So now not only am I a “Pattern Hacker” but I’ll be teaching others how to “Pattern Hack”.   Go figure.

I made this sample of the inverted front pleat using Burda 6749 in a soft breathable Rayon Spandex Jersey.  I was given the pattern and the fabric by Catherine, owner of Distinctive Sewing Supplies so I could test the pattern and the fabric, write this blog post, and prepare the lesson notes for our upcoming class at the Creativfestival. 

The Pattern:

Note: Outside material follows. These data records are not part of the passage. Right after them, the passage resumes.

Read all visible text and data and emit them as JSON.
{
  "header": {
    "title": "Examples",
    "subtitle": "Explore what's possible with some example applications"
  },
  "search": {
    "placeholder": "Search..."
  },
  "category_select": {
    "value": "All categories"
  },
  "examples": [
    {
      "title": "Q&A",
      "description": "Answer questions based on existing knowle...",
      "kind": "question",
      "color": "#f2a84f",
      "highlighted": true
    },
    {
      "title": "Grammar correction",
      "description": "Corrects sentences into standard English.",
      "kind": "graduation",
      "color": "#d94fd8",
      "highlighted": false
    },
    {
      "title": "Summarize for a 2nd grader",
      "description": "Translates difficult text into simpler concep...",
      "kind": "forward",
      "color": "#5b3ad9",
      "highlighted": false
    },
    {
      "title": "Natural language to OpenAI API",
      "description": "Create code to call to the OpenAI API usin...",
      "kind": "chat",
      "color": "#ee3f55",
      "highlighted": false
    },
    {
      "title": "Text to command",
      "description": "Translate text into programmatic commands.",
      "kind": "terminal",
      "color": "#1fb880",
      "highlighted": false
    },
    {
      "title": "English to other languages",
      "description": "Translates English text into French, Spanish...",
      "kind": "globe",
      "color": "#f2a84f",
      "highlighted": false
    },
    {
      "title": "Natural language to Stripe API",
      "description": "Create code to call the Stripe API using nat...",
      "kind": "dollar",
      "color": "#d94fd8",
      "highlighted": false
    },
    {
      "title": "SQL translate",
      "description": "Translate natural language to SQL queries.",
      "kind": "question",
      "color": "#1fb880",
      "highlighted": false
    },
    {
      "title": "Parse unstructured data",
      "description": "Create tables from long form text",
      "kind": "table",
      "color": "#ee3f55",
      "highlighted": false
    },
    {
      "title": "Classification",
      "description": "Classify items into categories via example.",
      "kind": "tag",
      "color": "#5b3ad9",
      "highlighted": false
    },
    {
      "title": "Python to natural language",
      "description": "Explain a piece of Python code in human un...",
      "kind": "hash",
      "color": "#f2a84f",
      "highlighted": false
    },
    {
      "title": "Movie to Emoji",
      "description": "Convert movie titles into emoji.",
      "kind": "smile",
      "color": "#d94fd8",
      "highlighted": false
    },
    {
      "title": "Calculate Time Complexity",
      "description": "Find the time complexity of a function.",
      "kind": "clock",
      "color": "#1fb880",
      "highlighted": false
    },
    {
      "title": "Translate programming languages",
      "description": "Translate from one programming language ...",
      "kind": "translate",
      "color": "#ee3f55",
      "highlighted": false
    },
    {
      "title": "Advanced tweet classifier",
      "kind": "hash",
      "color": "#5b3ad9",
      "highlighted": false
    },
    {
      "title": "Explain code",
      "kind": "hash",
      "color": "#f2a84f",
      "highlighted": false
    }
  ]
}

Product Description;  This style has been especially designed for a close fit and for jersey fabric. The classic pattern can be used for a wide array of attractive tops, both in plain or print fabric. Sew your favourites with either short or long sleeves. Recommended fabrics: Two-way stretch jersey.  Sizes 20 to 34 (all sizes included in pattern).

I made the size 28, in view B for my sample.  I really like the shape of this top, the waist comes in for a nice feminine silhouette or it could be eliminated for a straighter figure.  The shoulders sit smoothly and don’t appear extra wide like in some plus sized patterns.  The neckline has a flattering shape.   I shortened the long sleeves to 3/4.  Many people (like me) push a long sleeve up to just below the elbow anyway.

The Fabric:

The rayon-spandex fabric is soft, breathable and drapey. It is suitable for t-shirts, cardigans and flowing skirts.

Other Details
Content:  95% Rayon 5% Spandex
Width:  148 cm / 58″
Fabric Weight:  190 gsm / 5.6 osy
 
This fabric is very soft, stretchy and is so comfortable to wear.  I’ve found that as I’m aging, my internal thermostat is set high and I’m warm most of the time.  I’ve made a few garments in this fabric and it’s COOL and breathes.  Here’s a link to my post reviewing Jalie Raglan Tee 3245,                  click here.
 

Some Construction Tips:

  • Work on a large surface with no fabric hanging off the edge.
  • if the selvedges seem “pulled” trim them off before pinning your pattern onto the fabric.
  • Use sharp pins.
  • Cut with a rotary cutter, ruler and a mat.
  • Sew with a new needle, I use a 75/11 for knits.
  • Stabilize the neck and front shoulders with a fusible knit interfacing.

More information is coming regarding the Creativfestival Fall 2017 and I’ll keep you updated.  In the meantime, if you’re interested in taking my class, order your pattern soon, to avoid disappointment.  

Are you a “Pattern Hacker”? 

Sewing Projects after Quilt Canada

I helped my friend Catherine Goetz, owner of Distinctive Sewing Supplies, at Quilt Canada 2017.  In case you don’t know, Distinctive Sewing Supplies is not a quilt shop.  Catherine focuses on quality garment fabrics and great sewing patterns. 

We had a great time, the booth was a popular place, especially after Catherine’s Trunk Shows.  It was a 4-day show, and I think we spent the entire time thinking and talking about sewing. 

Customers’ sewing, and our next sewing projects.  I wore my Folkwear “Turkish Dancer” dress a couple of times and received many compliments on it.  Everyone who asked about the pattern was amazed at the transformation.   I wrote about how I did it here.

another front
Turkish Dancer 108 Cover

But I was cold and would have loved a little jacket.    There’s a jacket pattern included in the same envelope, and Distinctive Sewing Supplies has the perfect piece of fabric, a linen/cotton blend in the perfect colour to go with me dress.  It came home with me.

These stretch poplin prints are new, at 58 inches wide and at 97% cotton and  3% spandex, they co-ordinate well and there’s a great pattern. 

I have a few classes for Distinctive Sewing Supplies in the works for the Fall Creativfesival, and am busy planning my samples and notes.

We have 3 lecture style classes proposed, one on neckline finishes, one on pockets, and one on Fashion Fabric Know-how.  A hands-on class;  “One Tee Pattern = 3 New Styles” will have my students learn some basic pattern morphing, creating 3 adaptations, an inverted front pleat, adding an extended sleeve cap, and adding side drapes.  More details will follow.

Sew, that’s what’s on the worktable at the moment, along with Rock.

 What’s on your worktable?